Material shown →

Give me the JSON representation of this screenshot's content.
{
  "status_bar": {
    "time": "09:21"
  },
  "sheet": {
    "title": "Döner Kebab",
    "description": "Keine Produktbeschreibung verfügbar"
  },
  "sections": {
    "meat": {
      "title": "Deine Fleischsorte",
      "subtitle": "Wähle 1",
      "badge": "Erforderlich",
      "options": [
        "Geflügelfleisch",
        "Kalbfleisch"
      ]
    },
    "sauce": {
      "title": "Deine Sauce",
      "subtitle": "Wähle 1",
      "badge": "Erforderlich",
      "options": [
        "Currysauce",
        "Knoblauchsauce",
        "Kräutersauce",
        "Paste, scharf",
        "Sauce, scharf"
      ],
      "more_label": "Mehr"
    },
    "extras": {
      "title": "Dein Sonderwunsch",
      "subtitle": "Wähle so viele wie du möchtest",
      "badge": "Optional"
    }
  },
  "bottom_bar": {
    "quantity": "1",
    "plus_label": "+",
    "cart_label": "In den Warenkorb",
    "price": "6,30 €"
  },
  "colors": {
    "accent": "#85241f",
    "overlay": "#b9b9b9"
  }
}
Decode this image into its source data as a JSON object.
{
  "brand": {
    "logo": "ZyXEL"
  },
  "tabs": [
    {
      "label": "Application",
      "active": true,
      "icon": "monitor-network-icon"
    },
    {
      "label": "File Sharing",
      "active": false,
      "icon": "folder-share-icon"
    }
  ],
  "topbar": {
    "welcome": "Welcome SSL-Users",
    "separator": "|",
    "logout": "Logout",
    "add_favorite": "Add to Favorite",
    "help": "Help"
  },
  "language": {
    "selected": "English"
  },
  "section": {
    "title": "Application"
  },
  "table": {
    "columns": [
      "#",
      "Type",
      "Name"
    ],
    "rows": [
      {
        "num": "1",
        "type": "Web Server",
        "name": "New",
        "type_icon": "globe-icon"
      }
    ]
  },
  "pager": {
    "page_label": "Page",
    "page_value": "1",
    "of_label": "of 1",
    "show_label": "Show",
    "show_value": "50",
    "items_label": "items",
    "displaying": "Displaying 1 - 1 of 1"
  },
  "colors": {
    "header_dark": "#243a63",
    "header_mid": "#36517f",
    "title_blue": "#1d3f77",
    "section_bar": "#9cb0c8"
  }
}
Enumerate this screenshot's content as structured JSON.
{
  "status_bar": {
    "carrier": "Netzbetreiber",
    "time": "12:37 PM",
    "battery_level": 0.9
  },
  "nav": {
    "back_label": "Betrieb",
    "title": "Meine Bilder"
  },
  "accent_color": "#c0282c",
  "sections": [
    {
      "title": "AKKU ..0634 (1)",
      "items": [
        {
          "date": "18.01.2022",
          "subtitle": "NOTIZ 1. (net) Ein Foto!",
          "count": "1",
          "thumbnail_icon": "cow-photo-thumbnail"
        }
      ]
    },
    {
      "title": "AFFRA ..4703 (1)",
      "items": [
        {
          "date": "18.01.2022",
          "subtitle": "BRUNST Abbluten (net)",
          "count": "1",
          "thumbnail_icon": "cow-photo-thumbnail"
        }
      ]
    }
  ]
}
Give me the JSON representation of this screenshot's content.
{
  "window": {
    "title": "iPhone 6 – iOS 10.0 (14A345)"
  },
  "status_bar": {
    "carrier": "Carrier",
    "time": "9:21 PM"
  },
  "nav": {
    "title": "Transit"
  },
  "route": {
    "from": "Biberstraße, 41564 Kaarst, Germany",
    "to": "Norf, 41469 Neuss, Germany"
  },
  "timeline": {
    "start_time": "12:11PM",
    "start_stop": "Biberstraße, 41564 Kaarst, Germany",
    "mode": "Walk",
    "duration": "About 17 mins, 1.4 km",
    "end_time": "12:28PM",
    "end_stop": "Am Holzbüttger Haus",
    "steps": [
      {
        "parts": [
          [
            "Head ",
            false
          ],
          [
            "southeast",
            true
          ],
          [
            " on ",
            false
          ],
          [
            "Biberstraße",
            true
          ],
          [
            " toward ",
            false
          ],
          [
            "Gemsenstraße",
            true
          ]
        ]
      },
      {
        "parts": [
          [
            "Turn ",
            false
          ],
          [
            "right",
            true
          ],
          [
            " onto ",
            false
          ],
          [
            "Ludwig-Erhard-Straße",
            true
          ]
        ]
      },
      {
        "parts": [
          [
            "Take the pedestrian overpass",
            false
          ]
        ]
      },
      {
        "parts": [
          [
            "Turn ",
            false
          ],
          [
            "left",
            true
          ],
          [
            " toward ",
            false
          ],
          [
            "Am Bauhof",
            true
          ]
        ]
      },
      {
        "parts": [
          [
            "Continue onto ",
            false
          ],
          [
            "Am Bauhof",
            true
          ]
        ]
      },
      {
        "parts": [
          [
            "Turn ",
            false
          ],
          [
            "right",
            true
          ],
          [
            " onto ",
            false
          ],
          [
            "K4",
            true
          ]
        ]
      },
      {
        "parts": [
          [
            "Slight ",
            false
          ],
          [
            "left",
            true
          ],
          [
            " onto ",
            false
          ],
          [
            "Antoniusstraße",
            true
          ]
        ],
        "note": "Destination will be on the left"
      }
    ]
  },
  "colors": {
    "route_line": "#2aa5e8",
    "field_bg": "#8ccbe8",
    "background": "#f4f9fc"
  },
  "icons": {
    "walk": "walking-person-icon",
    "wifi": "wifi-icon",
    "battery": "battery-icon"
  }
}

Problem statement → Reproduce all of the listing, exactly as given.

Response for this exercise →
Give me the JSON representation of this screenshot's content.
{
  "status_bar": {
    "time": "09:21"
  },
  "sheet": {
    "title": "Döner Kebab",
    "description": "Keine Produktbeschreibung verfügbar"
  },
  "sections": {
    "meat": {
      "title": "Deine Fleischsorte",
      "subtitle": "Wähle 1",
      "badge": "Erforderlich",
      "options": [
        "Geflügelfleisch",
        "Kalbfleisch"
      ]
    },
    "sauce": {
      "title": "Deine Sauce",
      "subtitle": "Wähle 1",
      "badge": "Erforderlich",
      "options": [
        "Currysauce",
        "Knoblauchsauce",
        "Kräutersauce",
        "Paste, scharf",
        "Sauce, scharf"
      ],
      "more_label": "Mehr"
    },
    "extras": {
      "title": "Dein Sonderwunsch",
      "subtitle": "Wähle so viele wie du möchtest",
      "badge": "Optional"
    }
  },
  "bottom_bar": {
    "quantity": "1",
    "plus_label": "+",
    "cart_label": "In den Warenkorb",
    "price": "6,30 €"
  },
  "colors": {
    "accent": "#85241f",
    "overlay": "#b9b9b9"
  }
}
Decode this image into its source data as a JSON object.
{
  "brand": {
    "logo": "ZyXEL"
  },
  "tabs": [
    {
      "label": "Application",
      "active": true,
      "icon": "monitor-network-icon"
    },
    {
      "label": "File Sharing",
      "active": false,
      "icon": "folder-share-icon"
    }
  ],
  "topbar": {
    "welcome": "Welcome SSL-Users",
    "separator": "|",
    "logout": "Logout",
    "add_favorite": "Add to Favorite",
    "help": "Help"
  },
  "language": {
    "selected": "English"
  },
  "section": {
    "title": "Application"
  },
  "table": {
    "columns": [
      "#",
      "Type",
      "Name"
    ],
    "rows": [
      {
        "num": "1",
        "type": "Web Server",
        "name": "New",
        "type_icon": "globe-icon"
      }
    ]
  },
  "pager": {
    "page_label": "Page",
    "page_value": "1",
    "of_label": "of 1",
    "show_label": "Show",
    "show_value": "50",
    "items_label": "items",
    "displaying": "Displaying 1 - 1 of 1"
  },
  "colors": {
    "header_dark": "#243a63",
    "header_mid": "#36517f",
    "title_blue": "#1d3f77",
    "section_bar": "#9cb0c8"
  }
}
Enumerate this screenshot's content as structured JSON.
{
  "status_bar": {
    "carrier": "Netzbetreiber",
    "time": "12:37 PM",
    "battery_level": 0.9
  },
  "nav": {
    "back_label": "Betrieb",
    "title": "Meine Bilder"
  },
  "accent_color": "#c0282c",
  "sections": [
    {
      "title": "AKKU ..0634 (1)",
      "items": [
        {
          "date": "18.01.2022",
          "subtitle": "NOTIZ 1. (net) Ein Foto!",
          "count": "1",
          "thumbnail_icon": "cow-photo-thumbnail"
        }
      ]
    },
    {
      "title": "AFFRA ..4703 (1)",
      "items": [
        {
          "date": "18.01.2022",
          "subtitle": "BRUNST Abbluten (net)",
          "count": "1",
          "thumbnail_icon": "cow-photo-thumbnail"
        }
      ]
    }
  ]
}
Give me the JSON representation of this screenshot's content.
{
  "window": {
    "title": "iPhone 6 – iOS 10.0 (14A345)"
  },
  "status_bar": {
    "carrier": "Carrier",
    "time": "9:21 PM"
  },
  "nav": {
    "title": "Transit"
  },
  "route": {
    "from": "Biberstraße, 41564 Kaarst, Germany",
    "to": "Norf, 41469 Neuss, Germany"
  },
  "timeline": {
    "start_time": "12:11PM",
    "start_stop": "Biberstraße, 41564 Kaarst, Germany",
    "mode": "Walk",
    "duration": "About 17 mins, 1.4 km",
    "end_time": "12:28PM",
    "end_stop": "Am Holzbüttger Haus",
    "steps": [
      {
        "parts": [
          [
            "Head ",
            false
          ],
          [
            "southeast",
            true
          ],
          [
            " on ",
            false
          ],
          [
            "Biberstraße",
            true
          ],
          [
            " toward ",
            false
          ],
          [
            "Gemsenstraße",
            true
          ]
        ]
      },
      {
        "parts": [
          [
            "Turn ",
            false
          ],
          [
            "right",
            true
          ],
          [
            " onto ",
            false
          ],
          [
            "Ludwig-Erhard-Straße",
            true
          ]
        ]
      },
      {
        "parts": [
          [
            "Take the pedestrian overpass",
            false
          ]
        ]
      },
      {
        "parts": [
          [
            "Turn ",
            false
          ],
          [
            "left",
            true
          ],
          [
            " toward ",
            false
          ],
          [
            "Am Bauhof",
            true
          ]
        ]
      },
      {
        "parts": [
          [
            "Continue onto ",
            false
          ],
          [
            "Am Bauhof",
            true
          ]
        ]
      },
      {
        "parts": [
          [
            "Turn ",
            false
          ],
          [
            "right",
            true
          ],
          [
            " onto ",
            false
          ],
          [
            "K4",
            true
          ]
        ]
      },
      {
        "parts": [
          [
            "Slight ",
            false
          ],
          [
            "left",
            true
          ],
          [
            " onto ",
            false
          ],
          [
            "Antoniusstraße",
            true
          ]
        ],
        "note": "Destination will be on the left"
      }
    ]
  },
  "colors": {
    "route_line": "#2aa5e8",
    "field_bg": "#8ccbe8",
    "background": "#f4f9fc"
  },
  "icons": {
    "walk": "walking-person-icon",
    "wifi": "wifi-icon",
    "battery": "battery-icon"
  }
}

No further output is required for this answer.